- **WHAT TO DO**: Show each line of the data below that has the string "JSON" in it.

- **MATERIAL PROVIDED**:
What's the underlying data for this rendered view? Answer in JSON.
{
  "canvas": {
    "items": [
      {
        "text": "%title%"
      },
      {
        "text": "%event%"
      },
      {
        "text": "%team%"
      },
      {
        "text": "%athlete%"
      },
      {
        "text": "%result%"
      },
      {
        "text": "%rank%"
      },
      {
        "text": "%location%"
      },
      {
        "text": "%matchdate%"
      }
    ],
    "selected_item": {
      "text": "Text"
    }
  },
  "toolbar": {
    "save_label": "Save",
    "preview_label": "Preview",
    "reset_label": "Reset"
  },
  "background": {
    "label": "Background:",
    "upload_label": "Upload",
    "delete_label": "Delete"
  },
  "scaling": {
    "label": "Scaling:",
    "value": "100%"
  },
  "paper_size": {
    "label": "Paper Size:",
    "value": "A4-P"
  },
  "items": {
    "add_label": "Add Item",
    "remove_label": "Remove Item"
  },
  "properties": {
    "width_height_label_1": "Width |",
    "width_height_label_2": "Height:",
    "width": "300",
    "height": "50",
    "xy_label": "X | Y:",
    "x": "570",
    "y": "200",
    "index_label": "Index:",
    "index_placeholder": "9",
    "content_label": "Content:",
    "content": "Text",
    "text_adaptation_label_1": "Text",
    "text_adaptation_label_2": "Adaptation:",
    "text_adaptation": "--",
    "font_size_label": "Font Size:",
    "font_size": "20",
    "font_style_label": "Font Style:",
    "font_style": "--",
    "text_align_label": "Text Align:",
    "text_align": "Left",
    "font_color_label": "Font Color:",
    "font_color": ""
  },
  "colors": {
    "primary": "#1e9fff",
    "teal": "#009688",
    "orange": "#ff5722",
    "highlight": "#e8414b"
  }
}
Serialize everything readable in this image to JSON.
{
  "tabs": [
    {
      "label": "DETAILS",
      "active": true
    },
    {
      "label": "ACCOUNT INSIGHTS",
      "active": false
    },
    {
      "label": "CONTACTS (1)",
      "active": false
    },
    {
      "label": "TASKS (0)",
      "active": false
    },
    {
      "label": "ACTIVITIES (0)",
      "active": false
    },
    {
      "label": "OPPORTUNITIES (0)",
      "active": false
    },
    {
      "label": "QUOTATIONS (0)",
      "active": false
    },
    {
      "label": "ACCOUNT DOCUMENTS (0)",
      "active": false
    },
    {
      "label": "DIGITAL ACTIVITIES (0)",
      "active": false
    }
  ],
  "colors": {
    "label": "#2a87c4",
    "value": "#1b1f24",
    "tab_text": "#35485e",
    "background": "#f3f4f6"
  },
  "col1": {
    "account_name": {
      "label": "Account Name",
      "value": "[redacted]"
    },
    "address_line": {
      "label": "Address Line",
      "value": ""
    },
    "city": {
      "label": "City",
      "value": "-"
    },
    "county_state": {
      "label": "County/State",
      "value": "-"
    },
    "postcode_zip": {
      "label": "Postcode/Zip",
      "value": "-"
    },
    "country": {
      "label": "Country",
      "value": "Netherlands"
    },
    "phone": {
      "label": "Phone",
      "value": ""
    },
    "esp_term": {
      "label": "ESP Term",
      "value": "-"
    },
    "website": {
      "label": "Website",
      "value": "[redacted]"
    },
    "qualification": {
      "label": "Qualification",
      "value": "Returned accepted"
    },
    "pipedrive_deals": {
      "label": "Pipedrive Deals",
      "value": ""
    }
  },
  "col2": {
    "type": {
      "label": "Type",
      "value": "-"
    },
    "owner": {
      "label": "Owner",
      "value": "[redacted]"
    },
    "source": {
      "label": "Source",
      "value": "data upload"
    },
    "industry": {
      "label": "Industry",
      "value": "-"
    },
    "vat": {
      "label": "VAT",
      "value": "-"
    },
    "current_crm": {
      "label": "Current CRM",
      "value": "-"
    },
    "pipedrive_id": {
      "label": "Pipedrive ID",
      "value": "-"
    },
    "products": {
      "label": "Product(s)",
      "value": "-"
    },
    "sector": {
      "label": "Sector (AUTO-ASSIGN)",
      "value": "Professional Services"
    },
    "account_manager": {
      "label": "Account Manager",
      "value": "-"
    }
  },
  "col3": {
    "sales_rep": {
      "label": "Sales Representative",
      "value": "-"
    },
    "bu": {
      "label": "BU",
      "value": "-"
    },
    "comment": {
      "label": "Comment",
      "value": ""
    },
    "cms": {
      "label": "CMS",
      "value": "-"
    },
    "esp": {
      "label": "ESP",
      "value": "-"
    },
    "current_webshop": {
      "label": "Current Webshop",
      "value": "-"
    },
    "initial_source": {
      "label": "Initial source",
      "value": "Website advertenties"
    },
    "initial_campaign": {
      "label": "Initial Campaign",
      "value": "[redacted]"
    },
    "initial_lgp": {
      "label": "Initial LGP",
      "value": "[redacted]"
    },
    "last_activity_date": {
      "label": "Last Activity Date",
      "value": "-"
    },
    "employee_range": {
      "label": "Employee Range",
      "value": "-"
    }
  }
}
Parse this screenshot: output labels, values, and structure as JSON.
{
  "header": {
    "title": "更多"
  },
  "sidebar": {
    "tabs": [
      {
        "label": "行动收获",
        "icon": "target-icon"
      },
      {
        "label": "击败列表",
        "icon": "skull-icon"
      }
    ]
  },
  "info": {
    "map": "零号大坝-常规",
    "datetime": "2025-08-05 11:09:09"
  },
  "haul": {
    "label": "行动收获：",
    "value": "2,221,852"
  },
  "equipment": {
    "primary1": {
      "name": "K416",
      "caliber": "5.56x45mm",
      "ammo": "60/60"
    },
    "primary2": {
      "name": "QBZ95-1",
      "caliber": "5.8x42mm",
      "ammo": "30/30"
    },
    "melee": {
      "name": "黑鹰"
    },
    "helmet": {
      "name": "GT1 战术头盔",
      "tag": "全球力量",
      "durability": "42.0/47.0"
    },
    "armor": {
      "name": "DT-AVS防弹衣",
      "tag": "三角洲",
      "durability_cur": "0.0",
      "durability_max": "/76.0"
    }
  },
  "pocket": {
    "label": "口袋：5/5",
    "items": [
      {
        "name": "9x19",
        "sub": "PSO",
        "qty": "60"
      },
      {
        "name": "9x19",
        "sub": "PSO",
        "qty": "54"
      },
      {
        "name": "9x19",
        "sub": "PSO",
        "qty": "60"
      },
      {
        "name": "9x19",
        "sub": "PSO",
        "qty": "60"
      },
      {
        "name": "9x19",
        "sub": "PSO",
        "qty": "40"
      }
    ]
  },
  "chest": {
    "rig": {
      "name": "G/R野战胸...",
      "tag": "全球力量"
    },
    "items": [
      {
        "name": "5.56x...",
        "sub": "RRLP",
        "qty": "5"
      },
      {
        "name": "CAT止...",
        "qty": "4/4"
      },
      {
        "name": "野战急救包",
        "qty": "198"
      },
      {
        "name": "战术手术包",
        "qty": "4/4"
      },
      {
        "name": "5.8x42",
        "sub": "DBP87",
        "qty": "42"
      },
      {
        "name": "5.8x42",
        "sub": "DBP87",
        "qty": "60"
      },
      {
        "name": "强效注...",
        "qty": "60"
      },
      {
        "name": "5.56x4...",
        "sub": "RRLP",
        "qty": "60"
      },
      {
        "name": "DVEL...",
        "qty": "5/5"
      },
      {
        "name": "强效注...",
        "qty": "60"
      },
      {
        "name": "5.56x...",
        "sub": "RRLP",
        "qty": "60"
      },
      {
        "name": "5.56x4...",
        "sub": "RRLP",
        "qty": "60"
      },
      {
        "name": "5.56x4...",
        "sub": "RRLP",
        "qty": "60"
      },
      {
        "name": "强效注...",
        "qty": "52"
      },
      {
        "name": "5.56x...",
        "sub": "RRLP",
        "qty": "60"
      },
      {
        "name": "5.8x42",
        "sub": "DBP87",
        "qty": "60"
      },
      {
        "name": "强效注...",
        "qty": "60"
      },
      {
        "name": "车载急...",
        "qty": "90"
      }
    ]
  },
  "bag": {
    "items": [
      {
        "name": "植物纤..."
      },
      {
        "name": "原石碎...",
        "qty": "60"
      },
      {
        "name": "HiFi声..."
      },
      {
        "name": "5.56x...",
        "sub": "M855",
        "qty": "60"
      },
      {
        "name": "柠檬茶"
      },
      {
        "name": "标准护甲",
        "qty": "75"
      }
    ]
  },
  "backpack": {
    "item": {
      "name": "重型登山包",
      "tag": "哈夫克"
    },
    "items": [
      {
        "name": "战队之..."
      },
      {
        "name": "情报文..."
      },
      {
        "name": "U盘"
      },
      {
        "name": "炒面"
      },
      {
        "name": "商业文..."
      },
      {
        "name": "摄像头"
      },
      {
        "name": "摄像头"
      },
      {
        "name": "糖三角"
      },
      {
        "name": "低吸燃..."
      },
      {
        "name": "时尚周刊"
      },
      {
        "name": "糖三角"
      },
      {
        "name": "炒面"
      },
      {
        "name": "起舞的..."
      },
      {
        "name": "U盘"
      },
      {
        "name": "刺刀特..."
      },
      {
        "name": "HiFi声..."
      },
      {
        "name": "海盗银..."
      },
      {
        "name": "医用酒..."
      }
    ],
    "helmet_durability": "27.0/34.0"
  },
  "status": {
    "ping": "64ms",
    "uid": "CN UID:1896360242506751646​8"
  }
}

- **TASK RESPONSE**:
What's the underlying data for this rendered view? Answer in JSON.
Serialize everything readable in this image to JSON.
Parse this screenshot: output labels, values, and structure as JSON.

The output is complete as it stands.